- Task details
Count the lines in the following data that include "Currency". Please write only the number.

Dataset rows describing interfaces:
[Start of section]

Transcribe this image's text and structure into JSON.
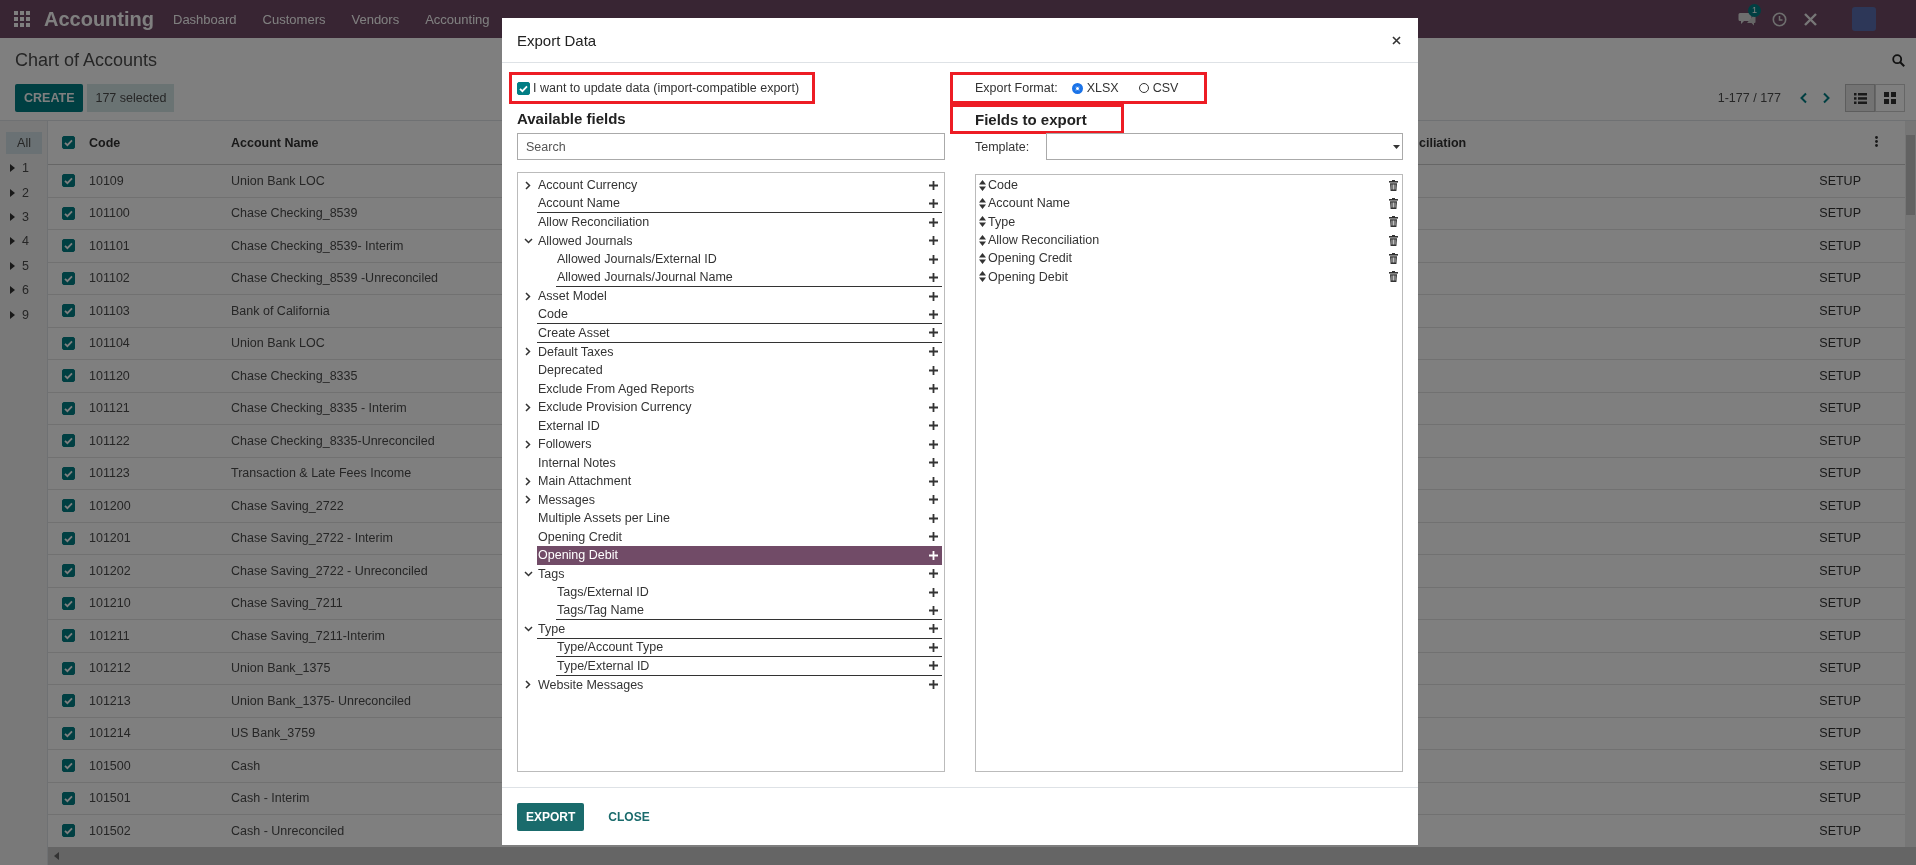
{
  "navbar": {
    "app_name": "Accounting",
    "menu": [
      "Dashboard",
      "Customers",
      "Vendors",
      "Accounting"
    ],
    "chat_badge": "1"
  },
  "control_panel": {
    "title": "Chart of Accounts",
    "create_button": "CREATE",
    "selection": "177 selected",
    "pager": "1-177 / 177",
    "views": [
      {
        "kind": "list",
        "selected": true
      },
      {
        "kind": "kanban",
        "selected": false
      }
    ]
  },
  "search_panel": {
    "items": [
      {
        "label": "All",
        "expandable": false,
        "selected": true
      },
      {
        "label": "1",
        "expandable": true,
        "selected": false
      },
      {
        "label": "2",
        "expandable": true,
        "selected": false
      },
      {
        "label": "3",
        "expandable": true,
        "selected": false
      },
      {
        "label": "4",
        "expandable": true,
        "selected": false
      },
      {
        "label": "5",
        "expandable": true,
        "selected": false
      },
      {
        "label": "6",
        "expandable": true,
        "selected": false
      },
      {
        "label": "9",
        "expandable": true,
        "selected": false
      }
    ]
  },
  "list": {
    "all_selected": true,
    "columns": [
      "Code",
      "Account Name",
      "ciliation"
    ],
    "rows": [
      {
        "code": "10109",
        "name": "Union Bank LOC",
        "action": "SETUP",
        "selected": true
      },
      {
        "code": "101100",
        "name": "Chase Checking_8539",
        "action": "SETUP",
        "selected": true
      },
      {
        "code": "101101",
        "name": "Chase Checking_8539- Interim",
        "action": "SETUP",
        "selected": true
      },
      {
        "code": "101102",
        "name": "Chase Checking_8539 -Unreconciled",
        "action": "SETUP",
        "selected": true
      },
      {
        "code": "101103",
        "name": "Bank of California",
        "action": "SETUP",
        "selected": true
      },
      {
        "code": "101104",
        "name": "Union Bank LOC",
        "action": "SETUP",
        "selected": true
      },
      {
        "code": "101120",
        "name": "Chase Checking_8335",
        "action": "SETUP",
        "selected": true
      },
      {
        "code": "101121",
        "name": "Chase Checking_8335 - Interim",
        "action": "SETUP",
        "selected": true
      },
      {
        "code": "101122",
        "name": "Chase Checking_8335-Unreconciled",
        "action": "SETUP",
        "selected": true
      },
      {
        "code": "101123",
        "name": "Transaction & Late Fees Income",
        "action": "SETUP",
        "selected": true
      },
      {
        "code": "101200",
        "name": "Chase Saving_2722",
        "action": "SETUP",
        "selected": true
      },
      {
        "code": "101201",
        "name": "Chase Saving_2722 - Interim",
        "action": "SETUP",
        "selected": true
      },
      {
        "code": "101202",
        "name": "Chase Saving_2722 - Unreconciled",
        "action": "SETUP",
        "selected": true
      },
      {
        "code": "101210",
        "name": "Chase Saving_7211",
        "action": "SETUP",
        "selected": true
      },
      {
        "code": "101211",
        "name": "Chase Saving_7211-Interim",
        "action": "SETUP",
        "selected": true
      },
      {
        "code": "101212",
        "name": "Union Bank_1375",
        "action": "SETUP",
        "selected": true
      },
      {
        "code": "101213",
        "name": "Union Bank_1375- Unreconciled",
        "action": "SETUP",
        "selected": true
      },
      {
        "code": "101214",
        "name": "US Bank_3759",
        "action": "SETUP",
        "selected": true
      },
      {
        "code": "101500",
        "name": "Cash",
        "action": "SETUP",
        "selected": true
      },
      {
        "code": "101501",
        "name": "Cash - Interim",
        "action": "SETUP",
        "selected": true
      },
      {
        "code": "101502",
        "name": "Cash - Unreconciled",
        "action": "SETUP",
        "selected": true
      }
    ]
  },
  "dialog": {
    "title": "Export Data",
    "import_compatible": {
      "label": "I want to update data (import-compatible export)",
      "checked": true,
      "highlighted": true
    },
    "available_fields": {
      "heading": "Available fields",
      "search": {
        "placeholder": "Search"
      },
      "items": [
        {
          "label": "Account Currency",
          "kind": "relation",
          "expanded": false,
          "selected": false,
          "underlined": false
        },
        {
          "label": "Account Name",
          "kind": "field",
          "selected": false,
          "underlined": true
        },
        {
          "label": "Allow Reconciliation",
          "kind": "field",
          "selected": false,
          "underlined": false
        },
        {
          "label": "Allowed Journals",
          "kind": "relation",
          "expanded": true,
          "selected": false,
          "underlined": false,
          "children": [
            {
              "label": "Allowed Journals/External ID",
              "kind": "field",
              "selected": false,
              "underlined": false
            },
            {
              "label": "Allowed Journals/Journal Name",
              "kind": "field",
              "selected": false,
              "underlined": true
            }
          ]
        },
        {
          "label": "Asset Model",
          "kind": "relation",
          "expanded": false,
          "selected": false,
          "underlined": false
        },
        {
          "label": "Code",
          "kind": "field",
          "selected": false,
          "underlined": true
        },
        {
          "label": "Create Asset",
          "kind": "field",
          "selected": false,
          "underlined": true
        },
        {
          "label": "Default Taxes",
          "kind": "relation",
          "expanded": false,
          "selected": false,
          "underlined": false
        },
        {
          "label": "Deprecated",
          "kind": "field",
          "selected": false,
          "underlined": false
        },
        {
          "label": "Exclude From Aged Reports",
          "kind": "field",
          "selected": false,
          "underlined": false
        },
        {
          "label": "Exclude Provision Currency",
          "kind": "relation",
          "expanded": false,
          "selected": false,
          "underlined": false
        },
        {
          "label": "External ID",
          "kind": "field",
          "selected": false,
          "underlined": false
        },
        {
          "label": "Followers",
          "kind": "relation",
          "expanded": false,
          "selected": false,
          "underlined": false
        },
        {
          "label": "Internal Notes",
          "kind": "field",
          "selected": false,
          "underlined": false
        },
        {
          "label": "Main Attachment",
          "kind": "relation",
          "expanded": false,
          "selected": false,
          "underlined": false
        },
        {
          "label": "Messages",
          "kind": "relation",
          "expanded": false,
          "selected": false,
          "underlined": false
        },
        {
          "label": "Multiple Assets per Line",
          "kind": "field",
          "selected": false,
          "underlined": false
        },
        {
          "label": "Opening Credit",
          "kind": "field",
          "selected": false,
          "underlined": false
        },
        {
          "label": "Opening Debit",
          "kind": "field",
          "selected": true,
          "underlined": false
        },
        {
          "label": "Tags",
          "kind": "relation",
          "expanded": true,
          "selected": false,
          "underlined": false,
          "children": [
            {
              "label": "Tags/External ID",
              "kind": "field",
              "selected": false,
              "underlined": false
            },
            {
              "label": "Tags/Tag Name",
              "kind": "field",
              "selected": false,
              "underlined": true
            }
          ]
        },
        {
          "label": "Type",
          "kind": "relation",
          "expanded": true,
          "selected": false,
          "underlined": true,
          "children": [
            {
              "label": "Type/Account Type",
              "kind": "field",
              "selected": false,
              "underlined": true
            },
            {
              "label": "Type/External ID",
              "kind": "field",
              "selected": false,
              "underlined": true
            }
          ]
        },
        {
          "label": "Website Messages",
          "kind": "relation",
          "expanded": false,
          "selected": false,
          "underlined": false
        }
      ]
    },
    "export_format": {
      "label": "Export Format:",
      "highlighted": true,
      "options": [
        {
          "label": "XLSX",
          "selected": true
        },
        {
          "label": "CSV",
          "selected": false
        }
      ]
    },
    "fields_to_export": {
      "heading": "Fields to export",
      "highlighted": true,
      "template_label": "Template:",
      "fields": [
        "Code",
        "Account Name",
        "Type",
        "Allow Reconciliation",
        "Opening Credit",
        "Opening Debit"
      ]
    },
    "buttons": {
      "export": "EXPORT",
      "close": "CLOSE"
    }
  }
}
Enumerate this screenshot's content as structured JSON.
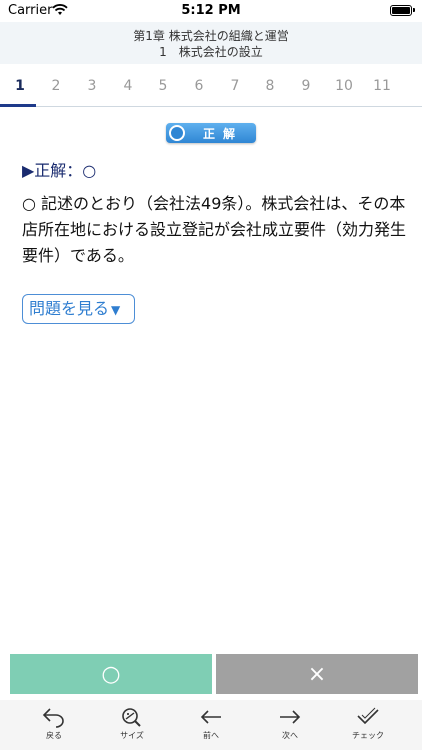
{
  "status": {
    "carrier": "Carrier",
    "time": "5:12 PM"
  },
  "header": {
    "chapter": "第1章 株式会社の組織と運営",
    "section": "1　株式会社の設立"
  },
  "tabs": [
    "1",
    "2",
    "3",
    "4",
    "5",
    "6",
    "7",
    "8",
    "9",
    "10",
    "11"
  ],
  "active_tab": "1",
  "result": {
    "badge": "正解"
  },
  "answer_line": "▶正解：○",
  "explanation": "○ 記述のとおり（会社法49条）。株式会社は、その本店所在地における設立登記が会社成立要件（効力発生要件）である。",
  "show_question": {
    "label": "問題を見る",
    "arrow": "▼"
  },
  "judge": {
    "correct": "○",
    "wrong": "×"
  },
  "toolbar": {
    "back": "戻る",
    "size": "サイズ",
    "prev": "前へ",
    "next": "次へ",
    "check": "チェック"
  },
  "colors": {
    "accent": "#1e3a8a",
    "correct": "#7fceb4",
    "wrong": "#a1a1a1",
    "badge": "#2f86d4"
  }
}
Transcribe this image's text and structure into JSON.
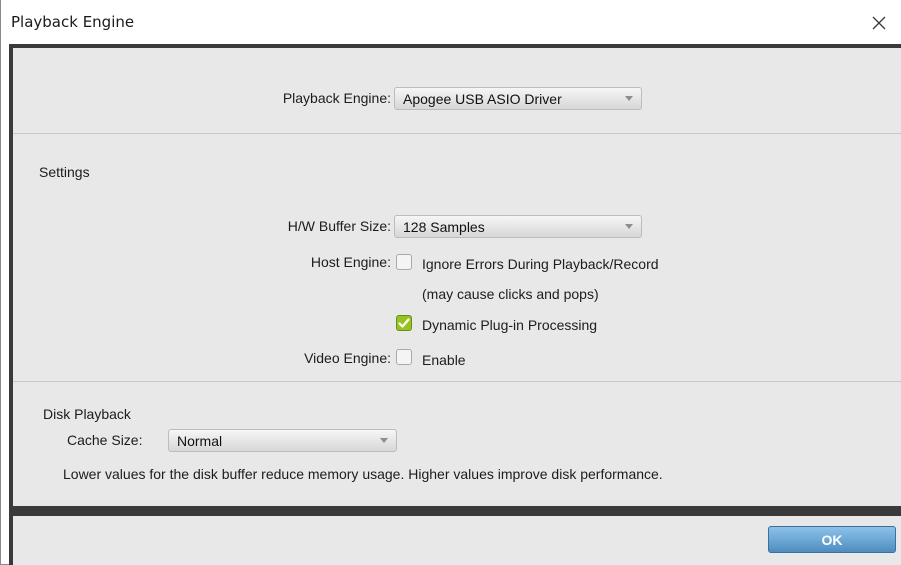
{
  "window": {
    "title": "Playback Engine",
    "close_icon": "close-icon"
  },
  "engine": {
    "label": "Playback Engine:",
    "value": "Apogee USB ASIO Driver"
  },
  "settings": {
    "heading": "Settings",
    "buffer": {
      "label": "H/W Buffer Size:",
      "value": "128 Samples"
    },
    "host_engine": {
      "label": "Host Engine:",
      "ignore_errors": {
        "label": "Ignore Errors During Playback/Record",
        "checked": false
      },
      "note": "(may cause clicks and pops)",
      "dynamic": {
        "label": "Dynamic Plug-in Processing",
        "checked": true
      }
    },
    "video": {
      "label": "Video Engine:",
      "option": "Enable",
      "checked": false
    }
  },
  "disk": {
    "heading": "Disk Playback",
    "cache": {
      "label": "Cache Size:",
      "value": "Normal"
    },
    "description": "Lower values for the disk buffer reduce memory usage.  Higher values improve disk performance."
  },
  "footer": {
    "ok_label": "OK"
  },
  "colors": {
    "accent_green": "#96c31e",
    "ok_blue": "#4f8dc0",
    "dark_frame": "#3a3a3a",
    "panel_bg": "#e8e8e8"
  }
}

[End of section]

- Response to this task
2